“They're kind of overworked because they have so many things to do so many patients to take care of that sometimes they have two things to do at once,” said Vedant.
They entered their Med-Alert pitch in the prestigious Blue Ocean High School Entrepreneurship Competition and took first place in the health care category. Their app can manage and organize a nurse's schedule. Nurses who may have a free moment can see who among them needs help.
“Everybody can delegate stuff, so everybody has something to do, and no one nurse is being overworked or is being super stressed out,” said Vedant.
The app took shape during a local young entrepreneurs program.

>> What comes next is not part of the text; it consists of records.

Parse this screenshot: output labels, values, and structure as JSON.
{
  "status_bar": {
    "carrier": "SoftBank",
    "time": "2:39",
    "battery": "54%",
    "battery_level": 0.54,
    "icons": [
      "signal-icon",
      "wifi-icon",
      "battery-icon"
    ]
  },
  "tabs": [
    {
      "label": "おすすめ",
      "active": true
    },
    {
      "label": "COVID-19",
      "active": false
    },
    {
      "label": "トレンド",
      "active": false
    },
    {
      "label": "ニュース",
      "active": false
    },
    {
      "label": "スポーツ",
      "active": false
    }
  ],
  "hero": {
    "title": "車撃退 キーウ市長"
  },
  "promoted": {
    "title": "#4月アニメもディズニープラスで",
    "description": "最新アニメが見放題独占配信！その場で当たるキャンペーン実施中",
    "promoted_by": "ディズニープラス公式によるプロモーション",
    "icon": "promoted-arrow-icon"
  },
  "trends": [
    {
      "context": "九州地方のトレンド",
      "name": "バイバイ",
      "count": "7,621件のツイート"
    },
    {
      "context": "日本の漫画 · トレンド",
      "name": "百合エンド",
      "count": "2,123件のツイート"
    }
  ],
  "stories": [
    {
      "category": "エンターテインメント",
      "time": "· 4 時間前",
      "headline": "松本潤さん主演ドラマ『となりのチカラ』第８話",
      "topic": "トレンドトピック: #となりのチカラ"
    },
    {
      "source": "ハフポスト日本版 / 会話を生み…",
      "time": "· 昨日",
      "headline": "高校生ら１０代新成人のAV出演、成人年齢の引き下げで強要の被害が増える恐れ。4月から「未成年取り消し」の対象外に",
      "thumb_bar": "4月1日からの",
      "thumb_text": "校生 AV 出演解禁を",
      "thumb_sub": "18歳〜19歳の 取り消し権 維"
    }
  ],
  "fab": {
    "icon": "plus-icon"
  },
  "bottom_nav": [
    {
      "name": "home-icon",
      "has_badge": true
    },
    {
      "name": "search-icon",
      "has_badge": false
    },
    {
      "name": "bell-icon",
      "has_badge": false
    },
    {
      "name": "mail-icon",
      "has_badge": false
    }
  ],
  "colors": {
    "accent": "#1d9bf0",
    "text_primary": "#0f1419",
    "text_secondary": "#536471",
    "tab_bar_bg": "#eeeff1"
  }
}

The idea for it was inspired by tragedy.
“I had a really good family friend,” said Lucas in the video. He said an accidental medical mistake led to an overdose and that, unfortunately, the elderly friend passed away.
“That's where we saw that task management is really lacking and that task management problems can be fixed,” said Vedant.
What started as a student learning project became something more out of necessity, born out of the fact the pandemic had created so much more work for nurses.
Vedant said, “We thought, 'Hey, nurses are being affected. Why don't we start pursuing this as a real business and get super serious about it?'"
Vedant said they've done hundreds of Zoom interviews and surveys with nurses to find out what they need.
“As I've learned in my own life, if you're more organized, then you have more time and more time means you can do other things as well," he said.
What's more, Vedant said the app could help nurses communicate, which has been challenging because of pandemic social distancing.
“I don't have to communicate with that person necessarily. I can go on the app and say I'll pick up that task, and they'll get a notification saying this nurse has picked up that task," Vedant said.
Vedant is also quick to give credit where credit is due, acknowledging at the tender age of 15 that sometimes kids don't know what they're interested in until parents point them in the right direction.
“If they hadn't pushed me actually to join the program, none of this would have happened.”
When asked what it means to have developed something that could potentially save lives, Vedant said, “I think we're very grateful to have this opportunity to be able to do something like this.”
He also says they couldn't have done this without guidance from their advisor Rohan Chhabra.
The Med-Alert app is still in the testing phase, but Vedant says the team is aiming to hit the market in about two months.
Virginia Cha at KGTV is the first to report this story.